Nicolai denied the President’s accusations. She explained that the mistake had been corrected in due time and the individual in question did not see any time in jail.
The Senator continues to have the support of both the PNL and Prime Minister.
Tariceanu had only one weapon against the President’s decision, to ask the Constitutional Court to solve the dispute. As we went to press, the judges were still undecided.
In the meantime Minister of Defence Teodor Melescanu has taken on the job of Minister of Justice.
Rural teens dropping out
Only one-quarter of 15 to 19 year-olds living in rural areas went to high-school last year. Poverty and children working on farms were the main causes of the high rates, according to a report by charity World Vision Romania. The NGO cites official numbers saying that in 2007 only 25 per cent of the children in rural communities attended high-school classes, against 36.8 per cent in 2005. Children are encouraged by parents to give up school before they complete the compulsory education and take up farming because this is the family’s only means of subsistence, the report states. Romania has the largest percentages of rural population in central and eastern Europe, with 45 per cent of its people resident in the countryside.
Local elections due in May
Prime Minister Tariceanu has decided to hold local elections on 25 May, pending Parliament approval. All the political parties, except for the Social Democratic Party (PSD), agree with the date. The PSD proposed to postpone the local elections until next November when the parliamentary elections are supposed to take place.
Moldova: Romanian foreign
Support for the complex EU aspirations of the Republic of Moldova is a main priority of Romanian foreign policy in 2008. President Traian Basescu told an audience of foreign diplomats that his support was for the “consolidation of the territorial integrity of the Republic of Moldova by finding the best solution to the Transnistrian conflict”. Basescu’s position towards the neighbouring country comes amid fresh tensions between Bucharest and Chisinau. Since August 2007, the Moldovan authorities have repeatedly accused Romanian officials working at the Embassy in Chisinau and, recently, the Ministry of Justice in Bucharest of helping Moldovans receive Romanian citizenship in exchange for illegal payments.
Romania bottom of class in
reading and science
Romanian 15 year-olds score the lowest in the quality of skills in reading and science among countries in the European Union. The nation also registers a place second from bottom in the bloc for mathematics, behind Bulgaria, in an Organisation for Economic Cooperation and Development (OECD) and PISA survey of 400,000 students from 57 countries, which did not include Cyprus or Malta.

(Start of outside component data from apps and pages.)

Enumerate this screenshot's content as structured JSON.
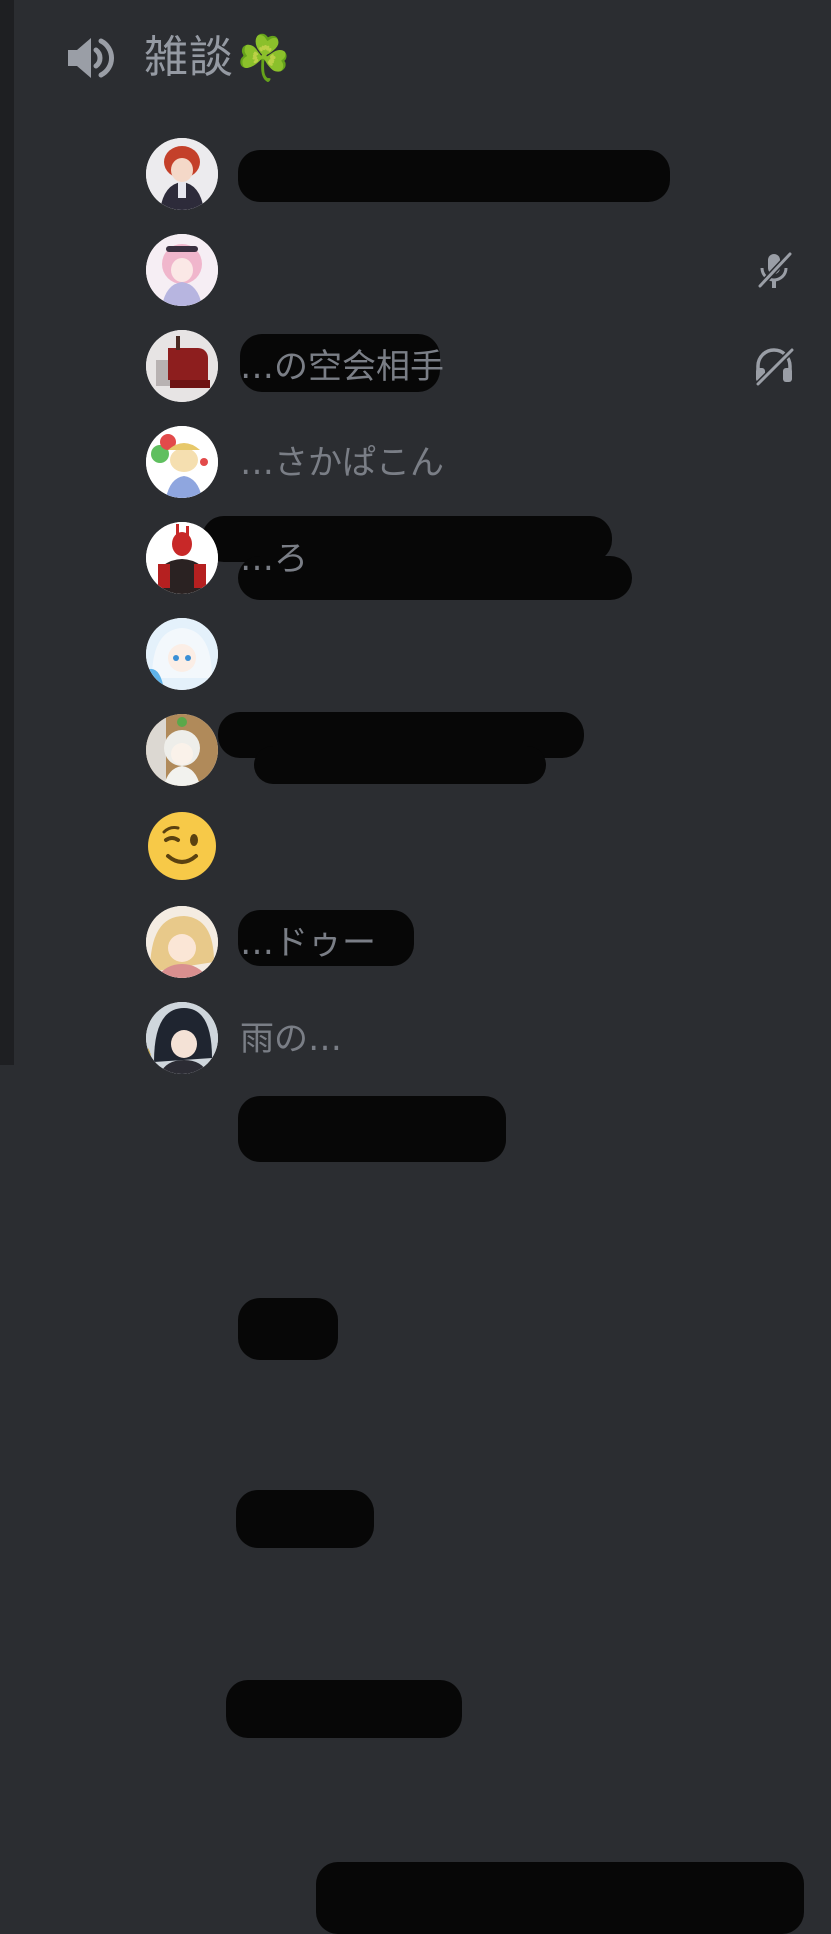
{
  "channel": {
    "name": "雑談",
    "emoji": "☘️"
  },
  "members": [
    {
      "name": "…",
      "avatar": "red-hair-boy-avatar"
    },
    {
      "name": "",
      "avatar": "pink-hair-girl-avatar",
      "status_icon": "mic-muted-icon"
    },
    {
      "name": "…の空会相手",
      "avatar": "red-chair-avatar",
      "status_icon": "deafened-icon"
    },
    {
      "name": "…さかぱこん",
      "avatar": "balloon-character-avatar"
    },
    {
      "name": "…ろ",
      "avatar": "dark-armor-avatar"
    },
    {
      "name": "",
      "avatar": "blue-hair-girl-avatar"
    },
    {
      "name": "",
      "avatar": "white-hair-girl-avatar"
    },
    {
      "name": "",
      "avatar": "winking-emoji-avatar"
    },
    {
      "name": "…ドゥー",
      "avatar": "blonde-girl-avatar"
    },
    {
      "name": "雨の…",
      "avatar": "dark-hair-boy-avatar"
    }
  ],
  "colors": {
    "background": "#2b2d31",
    "text_muted": "#959aa3",
    "redaction": "#070707"
  }
}
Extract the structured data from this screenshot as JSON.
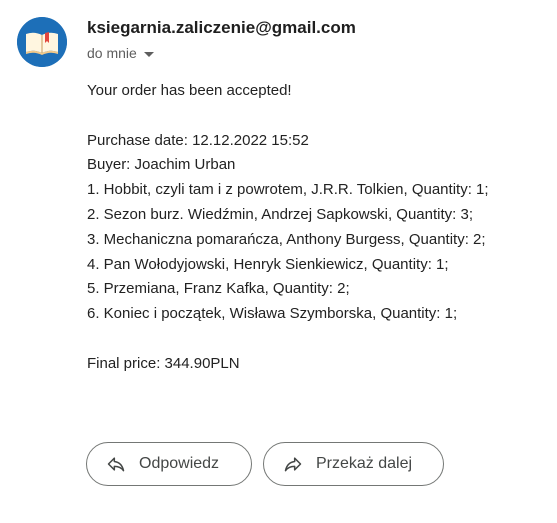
{
  "header": {
    "sender": "ksiegarnia.zaliczenie@gmail.com",
    "recipient_label": "do mnie",
    "avatar_icon": "open-book-icon",
    "avatar_color": "#1d6fb8"
  },
  "message": {
    "greeting": "Your order has been accepted!",
    "purchase_date": "Purchase date: 12.12.2022 15:52",
    "buyer": "Buyer: Joachim Urban",
    "items": [
      "1. Hobbit, czyli tam i z powrotem, J.R.R. Tolkien, Quantity: 1;",
      "2. Sezon burz. Wiedźmin, Andrzej Sapkowski, Quantity: 3;",
      "3. Mechaniczna pomarańcza, Anthony Burgess, Quantity: 2;",
      "4. Pan Wołodyjowski, Henryk Sienkiewicz, Quantity: 1;",
      "5. Przemiana, Franz Kafka, Quantity: 2;",
      "6. Koniec i początek, Wisława Szymborska, Quantity: 1;"
    ],
    "final_price": "Final price: 344.90PLN"
  },
  "actions": {
    "reply_label": "Odpowiedz",
    "reply_icon": "reply-arrow-icon",
    "forward_label": "Przekaż dalej",
    "forward_icon": "forward-arrow-icon"
  }
}
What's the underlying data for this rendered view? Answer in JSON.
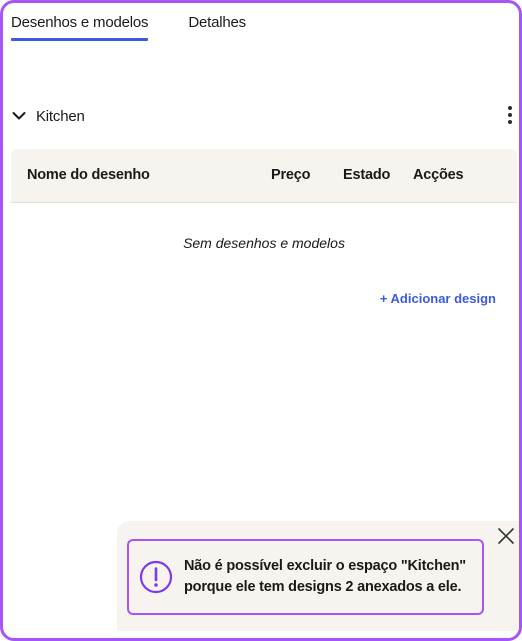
{
  "tabs": [
    {
      "label": "Desenhos e modelos",
      "active": true
    },
    {
      "label": "Detalhes",
      "active": false
    }
  ],
  "section": {
    "title": "Kitchen",
    "expand_icon": "chevron-down-icon",
    "menu_icon": "kebab-menu-icon"
  },
  "table": {
    "columns": [
      "Nome do desenho",
      "Preço",
      "Estado",
      "Acções"
    ],
    "rows": [],
    "empty_message": "Sem desenhos e modelos"
  },
  "actions": {
    "add_design_label": "+ Adicionar design"
  },
  "toast": {
    "line1": "Não é possível excluir o espaço \"Kitchen\"",
    "line2": "porque ele tem designs 2 anexados a ele.",
    "icon": "alert-icon",
    "close_icon": "close-icon"
  },
  "colors": {
    "frame_border": "#a855f7",
    "accent": "#3b5bdb",
    "header_bg": "#f7f3ef",
    "alert": "#7c3aed"
  }
}
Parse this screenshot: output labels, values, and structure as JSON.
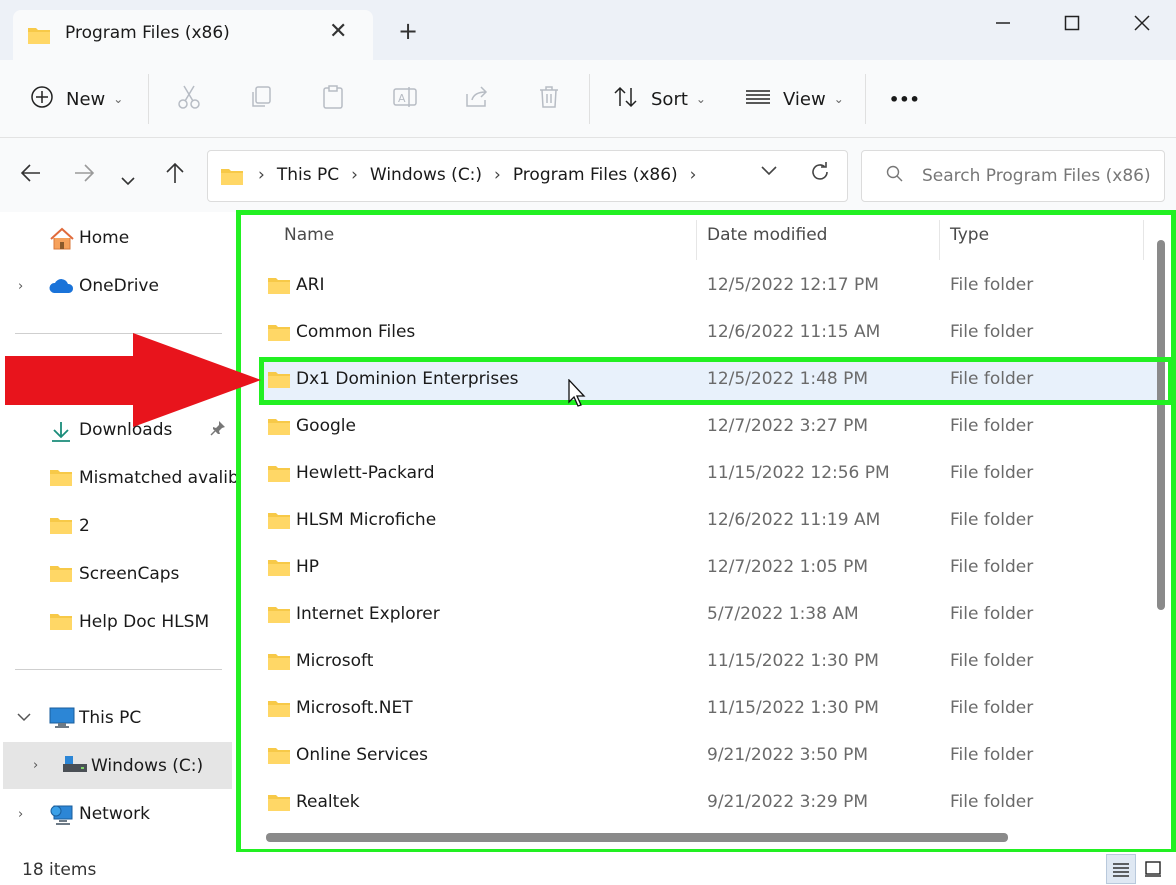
{
  "window": {
    "tab_title": "Program Files (x86)",
    "tab_close": "✕",
    "new_tab": "+"
  },
  "toolbar": {
    "new_label": "New",
    "sort_label": "Sort",
    "view_label": "View",
    "more_label": "•••"
  },
  "address": {
    "crumbs": [
      "This PC",
      "Windows (C:)",
      "Program Files (x86)"
    ],
    "search_placeholder": "Search Program Files (x86)"
  },
  "sidebar": {
    "items": [
      {
        "label": "Home",
        "icon": "home-icon"
      },
      {
        "label": "OneDrive",
        "icon": "onedrive-icon"
      },
      {
        "label": "Downloads",
        "icon": "download-icon",
        "pinned": true
      },
      {
        "label": "Mismatched avalibility",
        "icon": "folder-icon"
      },
      {
        "label": "2",
        "icon": "folder-icon"
      },
      {
        "label": "ScreenCaps",
        "icon": "folder-icon"
      },
      {
        "label": "Help Doc HLSM",
        "icon": "folder-icon"
      },
      {
        "label": "This PC",
        "icon": "pc-icon"
      },
      {
        "label": "Windows  (C:)",
        "icon": "drive-icon",
        "selected": true
      },
      {
        "label": "Network",
        "icon": "network-icon"
      }
    ]
  },
  "filelist": {
    "columns": {
      "name": "Name",
      "date": "Date modified",
      "type": "Type"
    },
    "rows": [
      {
        "name": "ARI",
        "date": "12/5/2022 12:17 PM",
        "type": "File folder"
      },
      {
        "name": "Common Files",
        "date": "12/6/2022 11:15 AM",
        "type": "File folder"
      },
      {
        "name": "Dx1 Dominion Enterprises",
        "date": "12/5/2022 1:48 PM",
        "type": "File folder",
        "highlighted": true
      },
      {
        "name": "Google",
        "date": "12/7/2022 3:27 PM",
        "type": "File folder"
      },
      {
        "name": "Hewlett-Packard",
        "date": "11/15/2022 12:56 PM",
        "type": "File folder"
      },
      {
        "name": "HLSM Microfiche",
        "date": "12/6/2022 11:19 AM",
        "type": "File folder"
      },
      {
        "name": "HP",
        "date": "12/7/2022 1:05 PM",
        "type": "File folder"
      },
      {
        "name": "Internet Explorer",
        "date": "5/7/2022 1:38 AM",
        "type": "File folder"
      },
      {
        "name": "Microsoft",
        "date": "11/15/2022 1:30 PM",
        "type": "File folder"
      },
      {
        "name": "Microsoft.NET",
        "date": "11/15/2022 1:30 PM",
        "type": "File folder"
      },
      {
        "name": "Online Services",
        "date": "9/21/2022 3:50 PM",
        "type": "File folder"
      },
      {
        "name": "Realtek",
        "date": "9/21/2022 3:29 PM",
        "type": "File folder"
      }
    ]
  },
  "status": {
    "item_count": "18 items"
  },
  "colors": {
    "annotation_green": "#22f022",
    "annotation_red": "#e8141c",
    "folder_yellow": "#f7c948",
    "selection_blue": "#e8f1fb"
  }
}
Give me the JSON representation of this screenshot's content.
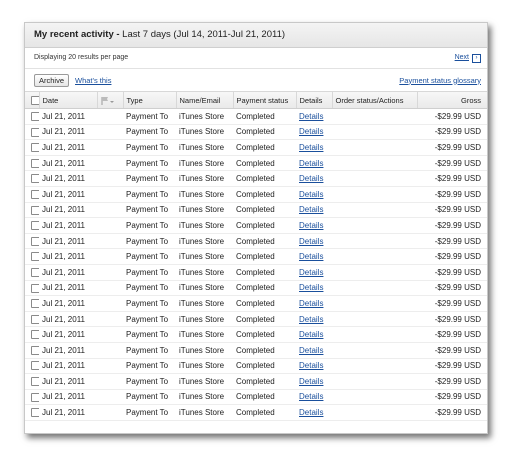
{
  "header": {
    "title_bold": "My recent activity -",
    "title_rest": " Last 7 days (Jul 14, 2011-Jul 21, 2011)"
  },
  "info": {
    "displaying": "Displaying 20 results per page",
    "next_label": "Next",
    "next_icon": "next-arrow-icon"
  },
  "toolbar": {
    "archive_label": "Archive",
    "whats_this": "What's this",
    "glossary": "Payment status glossary"
  },
  "table": {
    "columns": [
      "Date",
      "",
      "Type",
      "Name/Email",
      "Payment status",
      "Details",
      "Order status/Actions",
      "Gross"
    ],
    "rows": [
      {
        "date": "Jul 21, 2011",
        "type": "Payment To",
        "name": "iTunes Store",
        "status": "Completed",
        "details": "Details",
        "order": "",
        "gross": "-$29.99 USD"
      },
      {
        "date": "Jul 21, 2011",
        "type": "Payment To",
        "name": "iTunes Store",
        "status": "Completed",
        "details": "Details",
        "order": "",
        "gross": "-$29.99 USD"
      },
      {
        "date": "Jul 21, 2011",
        "type": "Payment To",
        "name": "iTunes Store",
        "status": "Completed",
        "details": "Details",
        "order": "",
        "gross": "-$29.99 USD"
      },
      {
        "date": "Jul 21, 2011",
        "type": "Payment To",
        "name": "iTunes Store",
        "status": "Completed",
        "details": "Details",
        "order": "",
        "gross": "-$29.99 USD"
      },
      {
        "date": "Jul 21, 2011",
        "type": "Payment To",
        "name": "iTunes Store",
        "status": "Completed",
        "details": "Details",
        "order": "",
        "gross": "-$29.99 USD"
      },
      {
        "date": "Jul 21, 2011",
        "type": "Payment To",
        "name": "iTunes Store",
        "status": "Completed",
        "details": "Details",
        "order": "",
        "gross": "-$29.99 USD"
      },
      {
        "date": "Jul 21, 2011",
        "type": "Payment To",
        "name": "iTunes Store",
        "status": "Completed",
        "details": "Details",
        "order": "",
        "gross": "-$29.99 USD"
      },
      {
        "date": "Jul 21, 2011",
        "type": "Payment To",
        "name": "iTunes Store",
        "status": "Completed",
        "details": "Details",
        "order": "",
        "gross": "-$29.99 USD"
      },
      {
        "date": "Jul 21, 2011",
        "type": "Payment To",
        "name": "iTunes Store",
        "status": "Completed",
        "details": "Details",
        "order": "",
        "gross": "-$29.99 USD"
      },
      {
        "date": "Jul 21, 2011",
        "type": "Payment To",
        "name": "iTunes Store",
        "status": "Completed",
        "details": "Details",
        "order": "",
        "gross": "-$29.99 USD"
      },
      {
        "date": "Jul 21, 2011",
        "type": "Payment To",
        "name": "iTunes Store",
        "status": "Completed",
        "details": "Details",
        "order": "",
        "gross": "-$29.99 USD"
      },
      {
        "date": "Jul 21, 2011",
        "type": "Payment To",
        "name": "iTunes Store",
        "status": "Completed",
        "details": "Details",
        "order": "",
        "gross": "-$29.99 USD"
      },
      {
        "date": "Jul 21, 2011",
        "type": "Payment To",
        "name": "iTunes Store",
        "status": "Completed",
        "details": "Details",
        "order": "",
        "gross": "-$29.99 USD"
      },
      {
        "date": "Jul 21, 2011",
        "type": "Payment To",
        "name": "iTunes Store",
        "status": "Completed",
        "details": "Details",
        "order": "",
        "gross": "-$29.99 USD"
      },
      {
        "date": "Jul 21, 2011",
        "type": "Payment To",
        "name": "iTunes Store",
        "status": "Completed",
        "details": "Details",
        "order": "",
        "gross": "-$29.99 USD"
      },
      {
        "date": "Jul 21, 2011",
        "type": "Payment To",
        "name": "iTunes Store",
        "status": "Completed",
        "details": "Details",
        "order": "",
        "gross": "-$29.99 USD"
      },
      {
        "date": "Jul 21, 2011",
        "type": "Payment To",
        "name": "iTunes Store",
        "status": "Completed",
        "details": "Details",
        "order": "",
        "gross": "-$29.99 USD"
      },
      {
        "date": "Jul 21, 2011",
        "type": "Payment To",
        "name": "iTunes Store",
        "status": "Completed",
        "details": "Details",
        "order": "",
        "gross": "-$29.99 USD"
      },
      {
        "date": "Jul 21, 2011",
        "type": "Payment To",
        "name": "iTunes Store",
        "status": "Completed",
        "details": "Details",
        "order": "",
        "gross": "-$29.99 USD"
      },
      {
        "date": "Jul 21, 2011",
        "type": "Payment To",
        "name": "iTunes Store",
        "status": "Completed",
        "details": "Details",
        "order": "",
        "gross": "-$29.99 USD"
      }
    ]
  },
  "colors": {
    "link": "#1a4f9c",
    "header_bg": "#e9e9e9"
  }
}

This decline in educational skills in key subjects is a blow for a country which is attempting to foreground its IT know-how as a major strength in its labour force. Romania showed a decline from 2000 to 2006 in reading literacy where the quality of skills among its 15 year-olds was behind Mexico, Serbia and Jordan.
Princess Margareta to succeed
Romanian’s last King, Mihai of Hohenzollern, has designated his only child, Princess Margareta, as successor and heiress to Romania’s Royal House. If the Romanian people ever decide to revert to their previous monarchy, Margareta will take on the responsibility, following Mihai’s death. The 87-year old former Romanian sovereign abdicated in 1947 under duress from the new Communist regime. Margareta is married to a former actor, Prince Radu, and was a former amour of British Prime Minister Gordon Brown when they were students together in Edinburgh, Scotland. She has no children.
Ex-Justice Minister in abuse probe
Former Minister of Justice Monica Macovei is under the attention of the anti-corruption prosecutors over alleged abuse in service during her mandate. This is the first phase of an investigation and, if taken further, will need presidential approval. This comes after a complaint by Macovei’s successor, Tudor Chiauriu, who accused his predecessor of forging official documents which allowed NGO Freedom House to win a public auction. Macovei has called the accusations lies.